Today, Partch’s music, although still undoubtedly obscure, lives on, primarily because of the dedication of aficionados—one in particular, John Schneider, leads a group of musicians who play Partch’s songs with replicas of the original instruments. When I visited Los Angeles in the summer of 2007, I was lucky enough to catch one of the performances, a photo from which is below. Partch’s original instruments are kept at Montclair State University by the organization Newband, which maintains a Partch web site.
If Anais Nin was known for her diaries, she should also be known for her circle of friends, which included the electronic music pioneers Louis and Bebe Barron. The friendship ultimately turned into collaboration with Nin and Ian Hugo (Hugh Guiler, Nin’s husband) on his experimental film Bells of Atlantis (1952). The music and images work together to provide the audience with a full range of stimulation, both aural and visual, not to mention literary as Nin recites lines from her House of Incest (1936), upon which the film is based. Thanks to NPR, a retrospective of the Barrons and their impact on the music world can be seen here.

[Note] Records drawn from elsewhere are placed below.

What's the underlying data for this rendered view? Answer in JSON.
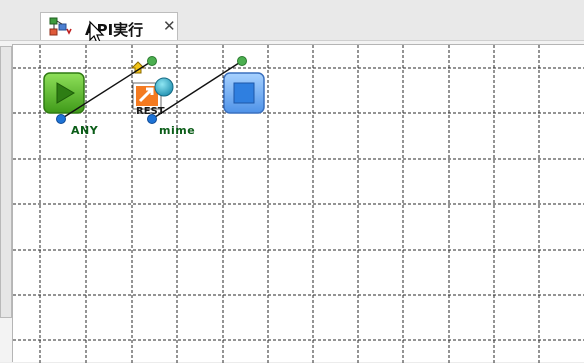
{
  "editor": {
    "tab": {
      "title": "API実行",
      "close_glyph": "✕",
      "icon": "flow-diagram-icon"
    }
  },
  "canvas": {
    "grid": "dashed",
    "nodes": [
      {
        "id": "start",
        "icon": "play-icon"
      },
      {
        "id": "rest",
        "icon": "rest-api-icon",
        "icon_text": "REST"
      },
      {
        "id": "end",
        "icon": "stop-icon"
      }
    ],
    "ports": {
      "any_label": "ANY",
      "mime_label": "mime"
    }
  },
  "colors": {
    "start_green": "#5cc02a",
    "stop_blue": "#2f7fe0",
    "port_blue": "#1e73d6",
    "port_green": "#4caf50",
    "label_green": "#0b5d18"
  }
}
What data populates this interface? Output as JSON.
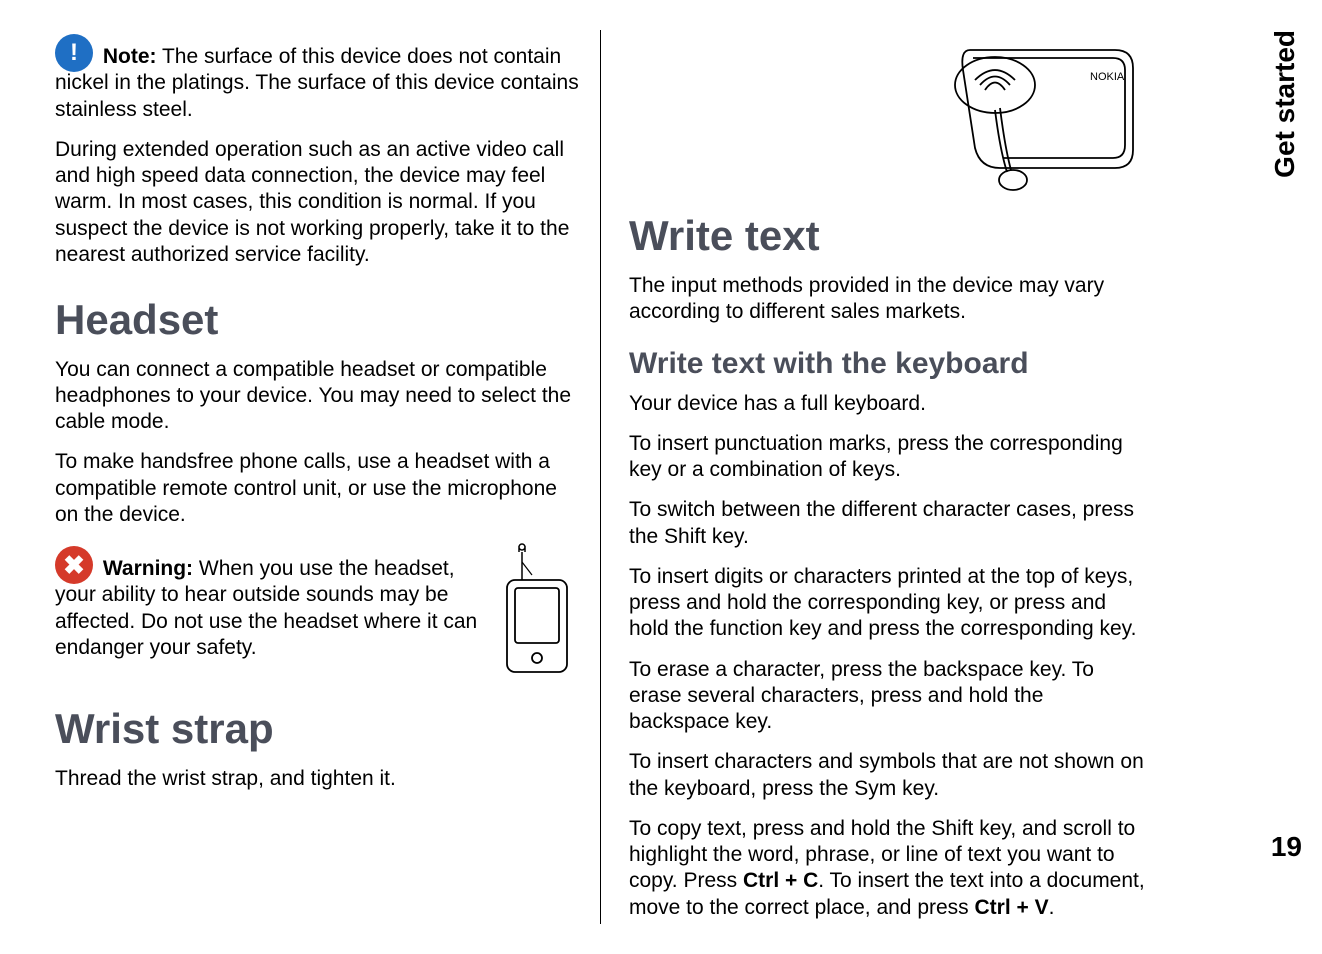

Bebe Barron died in April 2008; a video of her last interview can be seen here, conducted by Steven Reigns and Ian McKinnon.
When Hugh Guiler, Anaïs Nin’s banker husband, began his artistic career as an engraver, he chose to use the name Ian Hugo, supposedly so that his art would be separate from his career. In Guiler’s mind, there was a sense of intolerance between the financial and artistic worlds, and he did not want the two intertwined. Guiler’s engravings found their way into Nin’s hand-printed editions during the 1940s, perhaps most notably the Gemor edition of Under a Glass Bell (the promotional photo of which can be seen on the cover of A Café in Space, Vol. 2). By 1950, Guiler began experimenting with film and became a truly respected avant-garde filmmaker, using superimposition and other effects to reflect his vision on the screen.
At a May 27, 1977 lecture, he said after screening his Bells of Atlantis (based on water images presented in Nin’s first work of fiction, The House of Incest, and in which Nin appears and narrates): “Thank you for your kind response, which I am sure is also meant as a tribute to Anaïs Nin. I do think that this film does bring her closer to you—to her style as a poetic writer of the first order, and her presence as an extraordinarily sensitive, and warm human being. I can certainly testify personally to this through the almost 54 years that we were married, to the time of her death in January of this year.” (It should be pointed out that there was an audible gasp by the audience, since they only knew Ian Hugo as an artistic collaborator of Nin.) “And I will add that her physical beauty seemed to glow as if from some inner light which, as I now see more clearly, enabled her to explore, day by day, ‘the lost continent within ourselves’ (a phrase by the poet Marianne Moore in referring to Bells of Atlantis). And it is only now that I fully realize how much I owed to her presence and her encouragement all those years in trying to explore my own ‘lost continent’ which I first tried to reach out to in making this film.” The complete lecture will be published in next year’s A Café in Space.
The 9 minute film, finished in 1952, with a score from electronic music pioneers Louis and Bebe Barron, can be viewed (in less than pristine quality) by clicking here. (Courtesy of UbuWeb) There is also a filmography of Guiler’s work, thanks to Robert Haller.